This is an archived release.
Retail sales up 0.5 per cent
Retail sales increased the turnover volume by 0.5 per cent from December 2002 to January 2003, shows the seasonally adjusted volume index. The average of seasonally adjusted volume index for the period November 2002 - January 2003 is 1.6 per cent higher than the period August - October 2002.
The volume index of retail sale increased by 3.1 per cent in January 2003 compared with January 2002. The value index of retail sales rose by 3.7 per cent in the same period. Retail sales figures exclude motor vehicles and petrol.
The volume index of retail sale of food, beverages and tobacco in specialized stores rose by 9.6 per cent in January 2003 compared with January 2002. Retail sale of new goods in specialized stores increased the turnover in volume by 4.2 per cent in the same period. This sector includes clothing, shoes, electrical goods, furniture and building materials. Retail sales in non-specialized stores, which mainly consist grocery stores, increased the turnover volume by 2.8 per cent. The volume index of pharmaceutical and medical goods, cosmetics and toilet articles decreased by 1.9 per cent in January 2003 compared with January 2002.

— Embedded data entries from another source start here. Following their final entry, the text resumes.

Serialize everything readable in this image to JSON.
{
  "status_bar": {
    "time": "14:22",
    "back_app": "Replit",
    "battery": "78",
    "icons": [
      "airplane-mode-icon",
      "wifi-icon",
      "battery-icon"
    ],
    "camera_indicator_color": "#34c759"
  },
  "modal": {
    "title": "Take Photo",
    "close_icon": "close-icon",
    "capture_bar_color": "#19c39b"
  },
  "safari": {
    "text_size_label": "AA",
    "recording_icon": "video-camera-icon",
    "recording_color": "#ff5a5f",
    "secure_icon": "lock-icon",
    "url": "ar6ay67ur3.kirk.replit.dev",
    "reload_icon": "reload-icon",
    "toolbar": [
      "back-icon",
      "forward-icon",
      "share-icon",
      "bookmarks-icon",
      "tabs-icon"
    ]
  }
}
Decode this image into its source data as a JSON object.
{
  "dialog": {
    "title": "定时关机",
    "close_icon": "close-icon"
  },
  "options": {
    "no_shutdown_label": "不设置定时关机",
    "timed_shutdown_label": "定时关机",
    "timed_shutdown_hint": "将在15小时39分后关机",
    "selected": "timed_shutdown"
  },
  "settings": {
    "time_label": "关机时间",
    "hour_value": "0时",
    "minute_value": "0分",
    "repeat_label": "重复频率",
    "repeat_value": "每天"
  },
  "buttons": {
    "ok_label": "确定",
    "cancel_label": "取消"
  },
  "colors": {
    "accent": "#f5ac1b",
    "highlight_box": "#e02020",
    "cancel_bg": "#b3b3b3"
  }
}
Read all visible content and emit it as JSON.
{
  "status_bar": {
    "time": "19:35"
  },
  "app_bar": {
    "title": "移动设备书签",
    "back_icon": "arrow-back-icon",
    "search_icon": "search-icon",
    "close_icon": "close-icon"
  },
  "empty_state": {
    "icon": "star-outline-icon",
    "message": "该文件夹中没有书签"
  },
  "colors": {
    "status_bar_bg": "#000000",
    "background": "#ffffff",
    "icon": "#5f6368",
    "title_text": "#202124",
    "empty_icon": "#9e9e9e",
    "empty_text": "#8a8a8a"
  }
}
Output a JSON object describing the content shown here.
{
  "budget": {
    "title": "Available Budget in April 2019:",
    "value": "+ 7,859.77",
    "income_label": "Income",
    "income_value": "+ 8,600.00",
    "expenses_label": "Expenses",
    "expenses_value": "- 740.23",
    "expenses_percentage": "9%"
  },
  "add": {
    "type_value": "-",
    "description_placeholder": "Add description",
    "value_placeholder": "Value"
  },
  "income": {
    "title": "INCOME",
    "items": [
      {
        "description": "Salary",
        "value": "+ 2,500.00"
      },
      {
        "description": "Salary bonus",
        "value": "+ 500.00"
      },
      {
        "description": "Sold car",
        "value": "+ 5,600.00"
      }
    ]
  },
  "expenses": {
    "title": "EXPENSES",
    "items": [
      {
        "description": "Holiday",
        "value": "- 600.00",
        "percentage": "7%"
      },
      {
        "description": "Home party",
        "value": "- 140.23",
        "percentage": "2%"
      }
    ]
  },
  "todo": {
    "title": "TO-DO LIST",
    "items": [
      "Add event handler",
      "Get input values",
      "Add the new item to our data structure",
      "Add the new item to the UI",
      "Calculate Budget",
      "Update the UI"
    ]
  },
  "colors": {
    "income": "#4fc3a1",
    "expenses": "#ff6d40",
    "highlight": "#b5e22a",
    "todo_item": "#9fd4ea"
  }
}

|Retail Sales indices. January 2003. Final figures. 1995=100|
|January 2003||Per cent|
|December 2002-January 2003||January 2002-January 2003||February 2000-January 2001 - February 2001-January 2002||November 2001-January 2002 - November 2002-January 2003|
|Retail sales value index exclude value added tax : Total excluding motor vehicles and petrol||129.1||3.7||4.9||4.0|
|Retail sales volume index: Total, excluding motor vehicles and petrol. Not seasonally adjusted numbers||118.1||3.1||3.9||3.3|
|Retail sales volume index: Total, excluding motor vehicles and petrol. Seasonally adjusted numbers||127.1||0.5||2.7||4.0||3.6|
Changes in calculations of price index of retail trade
The price index of retail trade for some industries has had a systematic different development than the price growth in partly comparable sub-indices in the consumer price index. This has created uncertainty in the interpretation of the volume development in retail sales as a measure of the production development in the trade link and as an indicator for the development of commodity consumption in households.
Statistics Norway has altered the method for the calculation of price indices for retail trade. The new method is based on the price development for commodity groups from the consumer price index and the commodity composition in the various industries. The commodity composition is from the Gross Margin Survey 1996, and will be updated as soon as the results from an equivalent survey for 2002 are available. The revised method for the calculation of a price index for retail trade is based on the same principles that are the basis for the calculation of the deflator for the retail trade component in the Index of commodity consumption
Using a new deflator revised volume figures are calculated back to 1999. The revised volume figures show a stronger growth than the ones previously published. The total index was published 28 of January and showed that the annual volume growth for retail trade on average was 1 per cent higher than previously published. The different sub-indices are released at this publishing and show that the annual volume growth for the main industry group retail sales in non-specialized stores, which mainly include grocery stores, on average is 0.4 per cent higher than previously published. For the main industry group of retail sales of new goods in specialized stores the growth in volume is 1.5 per cent higher than previously published. This sector includes clothing, shoes, electrical goods, furniture and building materials.